A VIABLE DEFINITION
Once we know what fitness is comprised of, we can create a functional definition. The definition for physical fitness used in this book is simple, functional, and measurable: Possession of adequate levels of strength, endurance, and mobility to provide for successful participation in occupational effort, recreational pursuits, familial obligation, and that is consistent with a functional phenotypic expression of the human genotype (13).
This definition applies to the general population but it can be extended to occupational and sporting populations. We can also abbreviate it to make it precisely applicable and measurable by the average coach, trainer, or trainee through omission of the clause about genotype – an assessment of ones genetic make-up and function which is measurable only in the laboratory. This will be our approach throughout this text. Various occupations require more (or less) of one of the elements of fitness, and sport has goals and specializations that merely emphasize or de-emphasize pre-determined components of physical fitness to varying degrees – a weightlifter has focused on strength, a marathoner on endurance. Each has accelerated fitness in one area and has an average ability or potential weakness in the others. As we progress though this book you will find out how to develop each component of fitness individually and also how to develop all three elements simultaneously – enabling the tailoring of training to any purpose or goal.

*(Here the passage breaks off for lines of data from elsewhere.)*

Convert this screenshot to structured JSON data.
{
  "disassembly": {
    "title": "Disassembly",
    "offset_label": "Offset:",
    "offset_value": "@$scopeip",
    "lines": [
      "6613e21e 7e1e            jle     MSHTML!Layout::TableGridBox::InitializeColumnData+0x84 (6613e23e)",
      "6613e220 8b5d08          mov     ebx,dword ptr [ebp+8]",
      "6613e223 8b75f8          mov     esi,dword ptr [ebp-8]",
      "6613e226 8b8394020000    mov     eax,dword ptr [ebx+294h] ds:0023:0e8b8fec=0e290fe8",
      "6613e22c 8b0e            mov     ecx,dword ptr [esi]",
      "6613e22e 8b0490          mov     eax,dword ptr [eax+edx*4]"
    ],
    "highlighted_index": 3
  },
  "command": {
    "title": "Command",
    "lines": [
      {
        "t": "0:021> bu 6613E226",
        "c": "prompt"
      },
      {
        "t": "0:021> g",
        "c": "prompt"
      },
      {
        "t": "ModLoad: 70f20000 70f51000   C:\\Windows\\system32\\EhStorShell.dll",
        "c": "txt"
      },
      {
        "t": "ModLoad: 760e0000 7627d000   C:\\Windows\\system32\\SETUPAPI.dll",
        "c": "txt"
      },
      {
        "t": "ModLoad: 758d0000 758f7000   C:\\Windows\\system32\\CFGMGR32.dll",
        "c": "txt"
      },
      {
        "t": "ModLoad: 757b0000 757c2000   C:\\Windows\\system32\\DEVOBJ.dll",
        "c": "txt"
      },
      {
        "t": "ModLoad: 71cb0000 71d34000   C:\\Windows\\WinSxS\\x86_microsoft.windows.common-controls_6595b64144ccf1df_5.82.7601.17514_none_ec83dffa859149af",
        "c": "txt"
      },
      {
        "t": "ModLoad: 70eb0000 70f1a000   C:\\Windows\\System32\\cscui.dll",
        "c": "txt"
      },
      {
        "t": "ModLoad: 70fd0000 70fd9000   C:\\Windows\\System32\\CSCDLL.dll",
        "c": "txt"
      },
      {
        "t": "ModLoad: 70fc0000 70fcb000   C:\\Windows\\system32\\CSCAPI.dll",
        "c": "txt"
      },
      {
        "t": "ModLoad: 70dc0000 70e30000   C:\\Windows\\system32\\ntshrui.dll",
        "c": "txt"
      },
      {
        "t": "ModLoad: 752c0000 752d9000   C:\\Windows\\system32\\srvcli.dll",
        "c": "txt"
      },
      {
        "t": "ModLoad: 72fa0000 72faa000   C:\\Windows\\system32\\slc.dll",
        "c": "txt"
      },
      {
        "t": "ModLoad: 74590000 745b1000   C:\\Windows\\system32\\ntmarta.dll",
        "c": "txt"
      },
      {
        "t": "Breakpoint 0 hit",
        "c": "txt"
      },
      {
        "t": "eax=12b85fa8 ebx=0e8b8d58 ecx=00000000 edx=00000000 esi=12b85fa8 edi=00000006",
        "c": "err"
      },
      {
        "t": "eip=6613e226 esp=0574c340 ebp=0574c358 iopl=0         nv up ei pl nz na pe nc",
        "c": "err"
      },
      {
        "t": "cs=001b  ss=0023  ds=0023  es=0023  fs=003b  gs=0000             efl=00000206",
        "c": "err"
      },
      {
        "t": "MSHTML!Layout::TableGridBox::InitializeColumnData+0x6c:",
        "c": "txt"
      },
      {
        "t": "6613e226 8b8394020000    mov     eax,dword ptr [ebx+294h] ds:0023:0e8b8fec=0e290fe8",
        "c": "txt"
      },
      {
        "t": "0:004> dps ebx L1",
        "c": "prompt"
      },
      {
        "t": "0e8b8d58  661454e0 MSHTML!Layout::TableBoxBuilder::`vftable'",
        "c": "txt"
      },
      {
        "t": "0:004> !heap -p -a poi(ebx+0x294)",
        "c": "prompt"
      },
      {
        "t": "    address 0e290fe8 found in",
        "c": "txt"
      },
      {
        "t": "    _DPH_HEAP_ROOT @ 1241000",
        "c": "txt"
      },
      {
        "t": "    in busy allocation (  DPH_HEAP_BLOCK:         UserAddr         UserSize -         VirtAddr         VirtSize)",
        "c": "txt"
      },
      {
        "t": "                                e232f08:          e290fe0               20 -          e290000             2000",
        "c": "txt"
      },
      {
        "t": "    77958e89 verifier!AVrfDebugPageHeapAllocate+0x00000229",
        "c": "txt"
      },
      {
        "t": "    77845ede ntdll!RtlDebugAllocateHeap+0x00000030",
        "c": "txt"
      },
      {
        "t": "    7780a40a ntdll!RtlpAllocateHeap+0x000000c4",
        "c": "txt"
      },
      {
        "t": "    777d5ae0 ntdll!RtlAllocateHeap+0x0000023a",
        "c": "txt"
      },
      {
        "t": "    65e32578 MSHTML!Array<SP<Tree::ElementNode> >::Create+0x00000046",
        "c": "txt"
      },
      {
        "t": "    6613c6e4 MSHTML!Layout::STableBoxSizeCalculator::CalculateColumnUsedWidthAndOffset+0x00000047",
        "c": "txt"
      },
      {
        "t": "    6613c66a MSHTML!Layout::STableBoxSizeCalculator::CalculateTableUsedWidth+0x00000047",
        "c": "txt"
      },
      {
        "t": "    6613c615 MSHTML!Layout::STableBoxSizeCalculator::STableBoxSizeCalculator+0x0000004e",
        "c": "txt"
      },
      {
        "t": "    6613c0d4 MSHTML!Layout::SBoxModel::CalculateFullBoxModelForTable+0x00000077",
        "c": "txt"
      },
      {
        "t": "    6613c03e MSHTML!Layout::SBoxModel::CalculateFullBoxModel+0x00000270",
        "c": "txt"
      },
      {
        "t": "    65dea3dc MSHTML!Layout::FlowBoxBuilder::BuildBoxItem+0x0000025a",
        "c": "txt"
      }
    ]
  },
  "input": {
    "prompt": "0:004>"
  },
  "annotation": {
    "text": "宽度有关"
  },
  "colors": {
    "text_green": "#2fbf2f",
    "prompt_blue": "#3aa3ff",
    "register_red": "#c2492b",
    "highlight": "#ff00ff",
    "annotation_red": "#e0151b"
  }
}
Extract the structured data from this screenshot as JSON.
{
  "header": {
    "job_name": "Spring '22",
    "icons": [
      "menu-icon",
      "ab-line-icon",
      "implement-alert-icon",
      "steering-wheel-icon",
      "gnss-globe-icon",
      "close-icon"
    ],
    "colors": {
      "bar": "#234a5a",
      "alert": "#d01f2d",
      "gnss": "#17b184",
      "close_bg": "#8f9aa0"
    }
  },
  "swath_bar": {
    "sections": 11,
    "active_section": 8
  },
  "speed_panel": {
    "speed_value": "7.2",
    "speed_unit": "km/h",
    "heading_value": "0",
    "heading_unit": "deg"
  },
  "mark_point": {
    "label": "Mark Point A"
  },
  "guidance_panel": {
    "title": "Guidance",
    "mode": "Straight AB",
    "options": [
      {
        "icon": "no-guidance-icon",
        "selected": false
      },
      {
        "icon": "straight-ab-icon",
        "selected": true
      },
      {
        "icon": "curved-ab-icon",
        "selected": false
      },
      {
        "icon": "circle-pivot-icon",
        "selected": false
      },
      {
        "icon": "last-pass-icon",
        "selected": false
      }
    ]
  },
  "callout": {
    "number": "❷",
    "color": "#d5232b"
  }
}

One would hope that it is a logical concept that knowing what fitness is and what it is not is essential knowledge before it can be manipulated and improved. The definition here clearly states that physical fitness is functional and that the elements of fitness are strength, endurance, and mobility. It follows that improvements in physical fitness are dependent on progressive strength, endurance, and mobility training that force our bodies to adapt. It should also be apparent that physical fitness is not a set of variables that cannot be directly measured or do not manifest as outward physical performance. Further, physical fitness should not be considered an abstract concept or set of intangible feelings. These things are by-products of fitness – as a trainee becomes more physically fit, their ability to function within their own circumstances improves, making them feel better about themselves. This change is not “fitness” but rather a change in self-perception driven by their awareness of the tangible increases in performance produced by training and of becoming more fit. The perception of wellbeing is directly attributable to systematic and progressive exercise training delivering something of substance and value to the trainee, fitness.